Much is owed to the well-kept secret recipe that has remained unchanged for the past 45 years. Passed down through generations, it is a tradition that continues to delight and capture the taste of many Filipinos.

The World of Polland Hopia

What’s in a Name?

“Po” in Fukien (a Chinese dialect) means Precious. So it was no surprise when Mrs. Po decided to label her labor of love as “Polland” – a mixture of her name “Po”, and “land”, to mean “Land of Precious things”.

The Brand

Polland Hopia has always prided itself in creating quality products that are delicious, honest, traditional, and reminiscent of home.

Delicious and Honest

Never overly seasoned or excessively sweet, their products are always a perfect balance of taste and texture. With a recipe that has stayed true for nearly half a century, you can be sure that each product was made with little bit of history and a lot of love. Honestly delicious! For this reason, Polland Hopia has many happy and loyal customers who are more than excited to promote their products by word of mouth. No paid advertisements there. If the foods good, people will come.


Rooted both in Filipino and Chinese traditions, Polland Hopia has several specialties that are produced to celebrate special occasions and yearly traditions. Good examples are the Tikoy (glutinous rice cake), and Mooncake (larger mung bean cakes with duck egg).

Reminiscent of Home

Polland Hopia’s mung bean cakes (aka Hopia) have bean a staple “pasalubong” or present that parents often take home to their children after a hard day’s work. Other times, locals also send boxes of the pastries to relatives in other countries to remind them of the Philippines.

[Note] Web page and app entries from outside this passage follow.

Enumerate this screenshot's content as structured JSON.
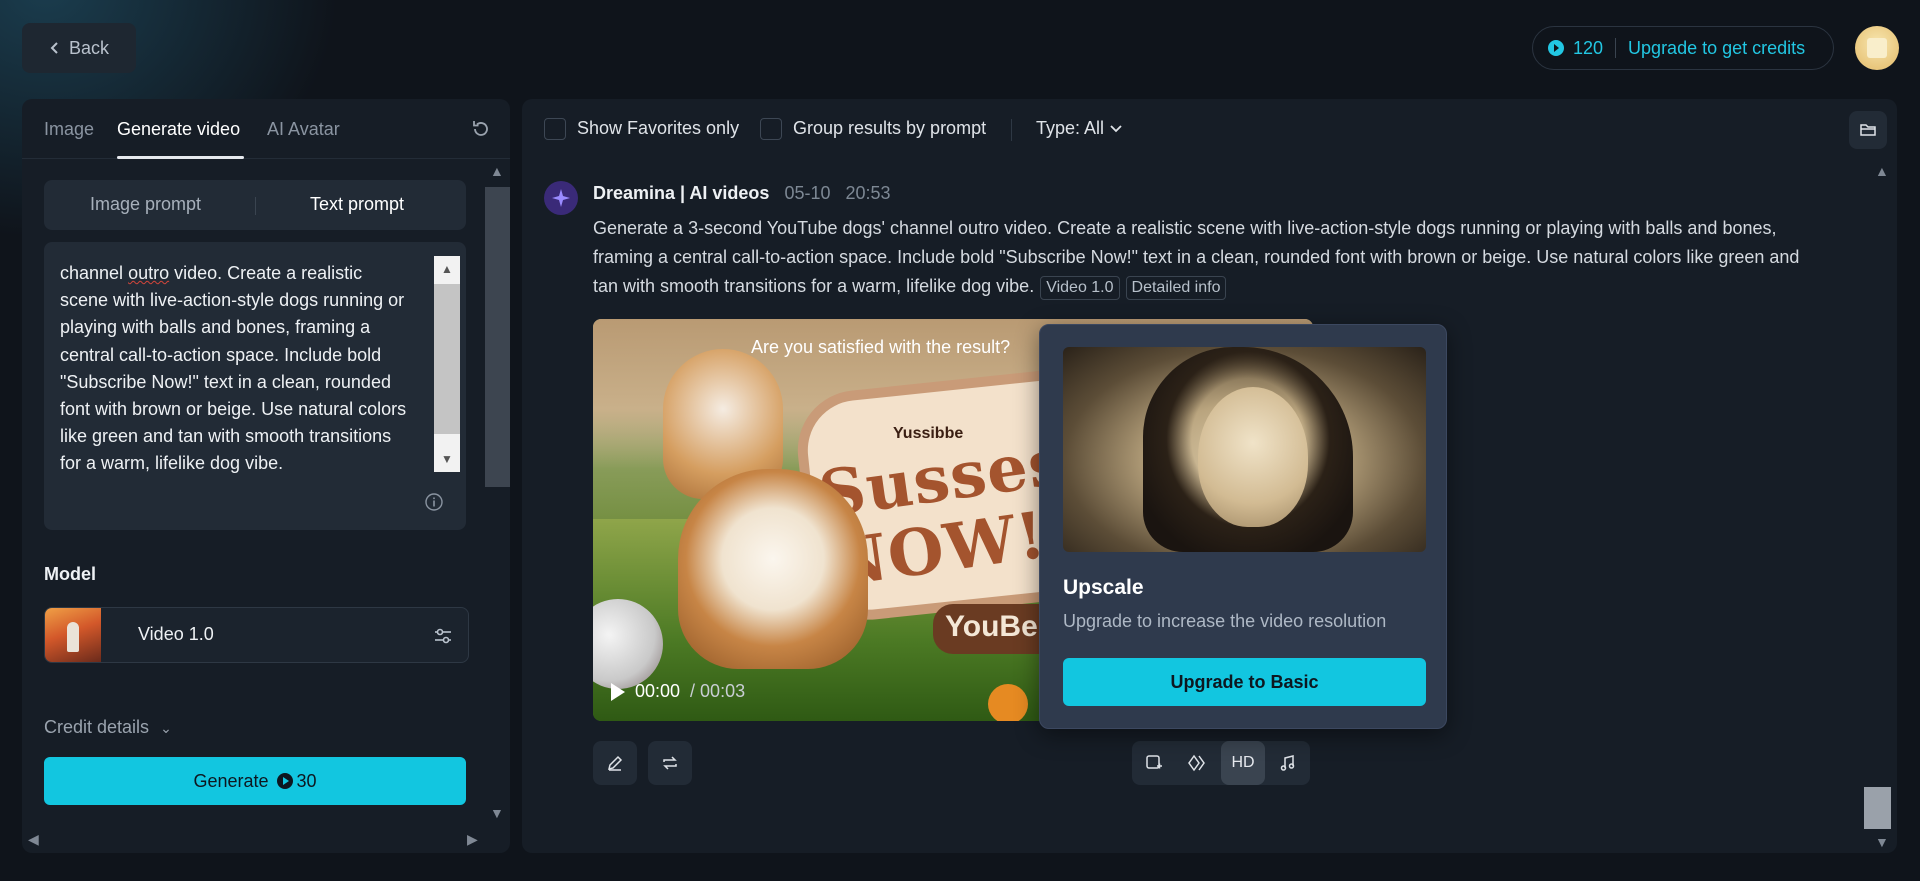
{
  "header": {
    "back_label": "Back",
    "credits": "120",
    "upgrade_label": "Upgrade to get credits"
  },
  "left_panel": {
    "tabs": [
      {
        "label": "Image"
      },
      {
        "label": "Generate video",
        "active": true
      },
      {
        "label": "AI Avatar"
      }
    ],
    "prompt_modes": {
      "image": "Image prompt",
      "text": "Text prompt",
      "selected": "Text prompt"
    },
    "prompt_lines": {
      "l1a": "channel ",
      "l1b": "outro",
      "l1c": " video. Create a realistic",
      "l2": "scene with live-action-style dogs running or",
      "l3": "playing with balls and bones, framing a",
      "l4": "central call-to-action space. Include bold",
      "l5": "\"Subscribe Now!\" text in a clean, rounded",
      "l6": "font with brown or beige. Use natural colors",
      "l7": "like green and tan with smooth transitions",
      "l8": "for a warm, lifelike dog vibe."
    },
    "model_label": "Model",
    "model_name": "Video 1.0",
    "credit_details_label": "Credit details",
    "generate_label": "Generate",
    "generate_cost": "30"
  },
  "filters": {
    "favorites_label": "Show Favorites only",
    "group_label": "Group results by prompt",
    "type_label": "Type: All"
  },
  "message": {
    "author": "Dreamina | AI videos",
    "date": "05-10",
    "time": "20:53",
    "prompt_line1": "Generate a 3-second YouTube dogs' channel outro video. Create a realistic scene with live-action-style dogs running or playing with balls and bones,",
    "prompt_line2": "framing a central call-to-action space. Include bold \"Subscribe Now!\" text in a clean, rounded font with brown or beige. Use natural colors like green and",
    "prompt_line3": "tan with smooth transitions for a warm, lifelike dog vibe.",
    "tag_model": "Video 1.0",
    "tag_info": "Detailed info"
  },
  "video": {
    "satisfied_prompt": "Are you satisfied with the result?",
    "sign_line1": "Sussesib",
    "sign_line2": "NOW!",
    "sign_small": "Yussibbe",
    "sign_badge": "YouBe",
    "current_time": "00:00",
    "duration": "/ 00:03",
    "hd_label": "HD"
  },
  "popover": {
    "title": "Upscale",
    "description": "Upgrade to increase the video resolution",
    "button_label": "Upgrade to Basic"
  },
  "colors": {
    "accent": "#12c6e0",
    "background": "#0f141b",
    "panel": "#161d26",
    "popover": "#2f3a4d"
  }
}
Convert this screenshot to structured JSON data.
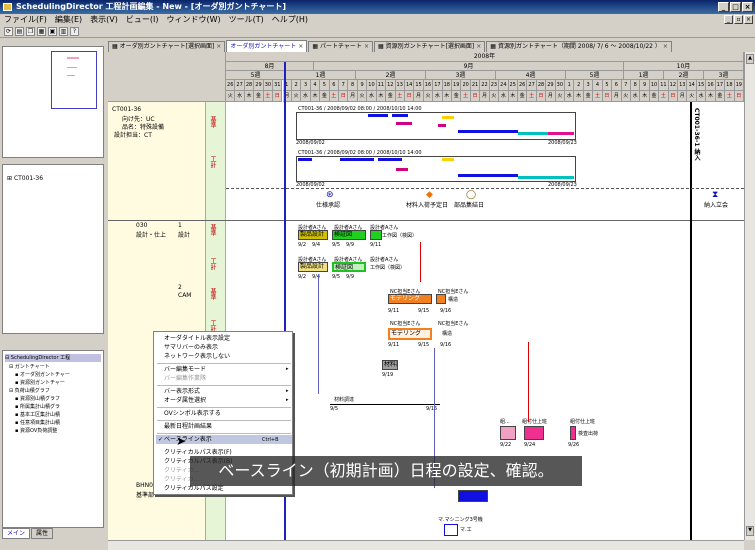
{
  "window": {
    "title": "SchedulingDirector 工程計画編集 - New - [オーダ別ガントチャート]"
  },
  "menu": [
    "ファイル(F)",
    "編集(E)",
    "表示(V)",
    "ビュー(I)",
    "ウィンドウ(W)",
    "ツール(T)",
    "ヘルプ(H)"
  ],
  "tabs": [
    {
      "label": "オーダ別ガントチャート[選択画面]",
      "active": false
    },
    {
      "label": "オーダ別ガントチャート",
      "active": true
    },
    {
      "label": "パートチャート",
      "active": false
    },
    {
      "label": "資源別ガントチャート[選択画面]",
      "active": false
    },
    {
      "label": "資源別ガントチャート（期間 2008/ 7/ 6 ～ 2008/10/22 ）",
      "active": false
    }
  ],
  "sidebar": {
    "tree_item": "CT001-36",
    "nav_root": "SchedulingDirector 工程",
    "nav_items": [
      "ガントチャート",
      "オーダ別ガントチャー",
      "資源別ガントチャー",
      "負荷山積グラフ",
      "資源別山積グラフ",
      "所属集計山積グラ",
      "基本工区集計山積",
      "任意項目集計山積",
      "資源OV負荷調整"
    ],
    "bottom_tabs": [
      "メイン",
      "属性"
    ]
  },
  "timeline": {
    "year": "2008年",
    "months": [
      "8月",
      "9月",
      "10月"
    ],
    "weeks": [
      "5週",
      "1週",
      "2週",
      "3週",
      "4週",
      "5週",
      "1週",
      "2週",
      "3週"
    ],
    "days": [
      "26",
      "27",
      "28",
      "29",
      "30",
      "31",
      "1",
      "2",
      "3",
      "4",
      "5",
      "6",
      "7",
      "8",
      "9",
      "10",
      "11",
      "12",
      "13",
      "14",
      "15",
      "16",
      "17",
      "18",
      "19",
      "20",
      "21",
      "22",
      "23",
      "24",
      "25",
      "26",
      "27",
      "28",
      "29",
      "30",
      "1",
      "2",
      "3",
      "4",
      "5",
      "6",
      "7",
      "8",
      "9",
      "10",
      "11",
      "12",
      "13",
      "14",
      "15",
      "16",
      "17",
      "18",
      "19"
    ]
  },
  "order": {
    "id": "CT001-36",
    "dest_label": "向け先：UC",
    "product_label": "品名：特殊設備",
    "owner_label": "設計担当：CT",
    "rows": [
      "基準",
      "工計"
    ],
    "detail_1": "CT001-36 / 2008/09/02 08:00 / 2008/10/10 14:00",
    "date_1": "2008/09/02",
    "date_2": "2008/09/23",
    "detail_2": "CT001-36 / 2008/09/02 08:00 / 2008/10/10 14:00",
    "vert_label": "CT001-36-1 納入"
  },
  "milestones": [
    "仕様承認",
    "材料入荷予定日",
    "部品集結日",
    "納入立会"
  ],
  "sections": [
    {
      "code": "030",
      "name": "設計・仕上",
      "sub": "1",
      "subname": "設計"
    },
    {
      "code": "",
      "name": "",
      "sub": "2",
      "subname": "CAM"
    }
  ],
  "tasks": {
    "a1": "製品設計",
    "a1_owner": "設計者Aさん",
    "a2": "検証図",
    "a2_owner": "設計者Aさん",
    "a3": "工作図（検図）",
    "a3_owner": "設計者Aさん",
    "d1": "9/2",
    "d2": "9/4",
    "d3": "9/5",
    "d4": "9/9",
    "d5": "9/11",
    "b1": "モデリング",
    "b1_owner": "NC担当Eさん",
    "b2": "構造",
    "b2_owner": "NC担当Eさん",
    "d6": "9/11",
    "d7": "9/15",
    "d8": "9/16",
    "c1": "材料調達",
    "c2": "材料調達",
    "c3": "組...",
    "c4": "組付仕上班",
    "c5": "組付仕上班",
    "c6": "検査出荷",
    "d9": "9/19",
    "d10": "9/5",
    "d11": "9/15",
    "d12": "9/22",
    "d13": "9/24",
    "d14": "9/26",
    "lower1": "BHN001",
    "lower2": "基準部",
    "lower3": "マ.マシニング3号機",
    "lower4": "マ.工"
  },
  "context_menu": {
    "items": [
      {
        "label": "オーダタイトル表示設定",
        "disabled": false
      },
      {
        "label": "サマリバーのみ表示",
        "disabled": false
      },
      {
        "label": "ネットワーク表示しない",
        "disabled": false
      },
      {
        "label": "バー編集モード",
        "disabled": false,
        "sub": true
      },
      {
        "label": "バー編集作業隊",
        "disabled": true
      },
      {
        "label": "バー表示形式",
        "disabled": false,
        "sub": true
      },
      {
        "label": "オーダ属性選択",
        "disabled": false,
        "sub": true
      },
      {
        "label": "OVシンボル表示する",
        "disabled": false
      },
      {
        "label": "最新日程計画結果",
        "disabled": false
      },
      {
        "label": "ベースライン表示",
        "disabled": false,
        "shortcut": "Ctrl+B",
        "checked": true
      },
      {
        "label": "クリティカルパス表示(F)",
        "disabled": false
      },
      {
        "label": "クリティカルパス表示(B)",
        "disabled": false
      },
      {
        "label": "クリティカ...",
        "disabled": true
      },
      {
        "label": "クリティカ...",
        "disabled": true
      },
      {
        "label": "クリティカルパス設定",
        "disabled": false
      }
    ]
  },
  "caption": "ベースライン（初期計画）日程の設定、確認。"
}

Through generations, Polland Hopia pastries have taken on different meanings for different people: to reminisce, to send love, to reward, and to nurture. but one thing’s for sure, one needs only open a pack of Polland Hopia to feel the comfort home brings.